Virginia State Parks.
American Hiking Society’s list of destinations. Beginning early April, the volunteers were picked up at the airport and transported to the park. Fully equipped cabins with kitchens and linens awaited the volunteers along with a warm welcoming from park staff. With a week of building and maintaining trails ahead of them, the park hosted fun and exciting things to do, just as any vacationer’s agenda would expect.
Westmoreland State Park boasts unique area attractions such as the “Birthplace of the Nation” (where Robert E. Lee, George Washington, James Monroe, and James Madison were all born), wineries, museums, and small shops all within a few miles.
Group picture with Interpretive Specialist, Paul Billings, andthe volunteers
Ten Volunteer Vacationers were accompanied by crew leader, Brian Merrill, as they traveled from various areas of the country, each with their own unique story. Retired and enjoyingit, volunteers travel fromas far as Colorado, Florida, Kentucky, New York and Tennessee.
One volunteer was a retired physician, a surgeon from India who says his "secret to health" is being active inthe outdoors.
The group did not know each other prior to their trip, but looked forward to making new friends and building new trails. Besides being a rewarding experience, visitingnew places and seeing parts of the country is another perk to thisexciting opportunity.
Crew leader, Brian Merrill, enjoys new places and new faces with each Volunteer Vacation
With the destruction from last year’s Hurricane Irene, there was much work to be done to clear the paths that trail lovers once enjoyed at Westmoreland State Park.
Not only did the volunteers clear debris and fallen tree limbs, but blazed new trails adding to Turkey Neck Trail. Winding and running over hill and dale, the trail extends much further than before. The volunteers are given all the tools needed along with guidance from park rangers. The journey’s been a long one to revitalize the trails in the park, but with the help of this group, the restoration period has shortened.
Park Manager, Ken Benson, was very pleased and impressed by how hard and fastthe volunteers worked. He even decided to take a brisk jog that evening to “try out” the new terrain. “It was awesome, they did an incredible job…I was impressed!” said Benson.
Ken Benson (left), Paul Billing (right)
Throughout the week, Interpretive Specialist, Paul Billings, worked directly with the group as they created new outlets throughout the wooded land. The trail was extended in different areas, one significant spot overlooks a creek where beavers built a dam. The overlook is too beautiful for hikers to resist stopping and taking in the view. Benson talked about installing a picnic table at this sight where people can stop and take it all in.
Beginning of Turkey Neck Trail, leading through the woods to the overlook
WestmorelandState Parkis a huge park and has beautiful geography with great potential for growing trails. That is the exact vision these volunteers bestow. It’s more than a program that rehabilitates trails, it’s a chance to give back to the community while providing stewardship to our public lands.
Find out more about visiting one of our Virginia State Parks for a American Hiking Society.

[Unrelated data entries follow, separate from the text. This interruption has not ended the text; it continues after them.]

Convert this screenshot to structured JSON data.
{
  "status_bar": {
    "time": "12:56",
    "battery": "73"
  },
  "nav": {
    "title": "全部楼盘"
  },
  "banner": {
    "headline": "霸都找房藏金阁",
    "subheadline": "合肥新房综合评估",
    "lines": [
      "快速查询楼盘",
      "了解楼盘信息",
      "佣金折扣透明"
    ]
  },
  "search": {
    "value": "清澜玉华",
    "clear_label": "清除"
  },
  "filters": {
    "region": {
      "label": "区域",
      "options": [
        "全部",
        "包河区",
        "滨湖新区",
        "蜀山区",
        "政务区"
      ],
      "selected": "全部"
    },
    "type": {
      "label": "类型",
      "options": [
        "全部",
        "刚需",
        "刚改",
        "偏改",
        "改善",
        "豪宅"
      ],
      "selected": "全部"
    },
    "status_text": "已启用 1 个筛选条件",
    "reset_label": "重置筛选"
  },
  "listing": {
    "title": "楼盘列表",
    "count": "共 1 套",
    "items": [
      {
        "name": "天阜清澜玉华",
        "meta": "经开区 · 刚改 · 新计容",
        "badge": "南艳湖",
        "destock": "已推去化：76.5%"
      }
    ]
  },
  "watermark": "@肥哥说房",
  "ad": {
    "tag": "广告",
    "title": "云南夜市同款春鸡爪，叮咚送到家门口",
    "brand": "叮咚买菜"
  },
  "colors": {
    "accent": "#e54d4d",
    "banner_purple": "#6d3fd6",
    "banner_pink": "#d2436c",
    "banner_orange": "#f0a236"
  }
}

Visit the Explore Virginia Outdoors website for enhanced maps and video tours of Westmoreland's trails. Call the park at (804) 493-8821 for more detailed information on updated trails or trail workopportunities with the Friends of Westmoreland.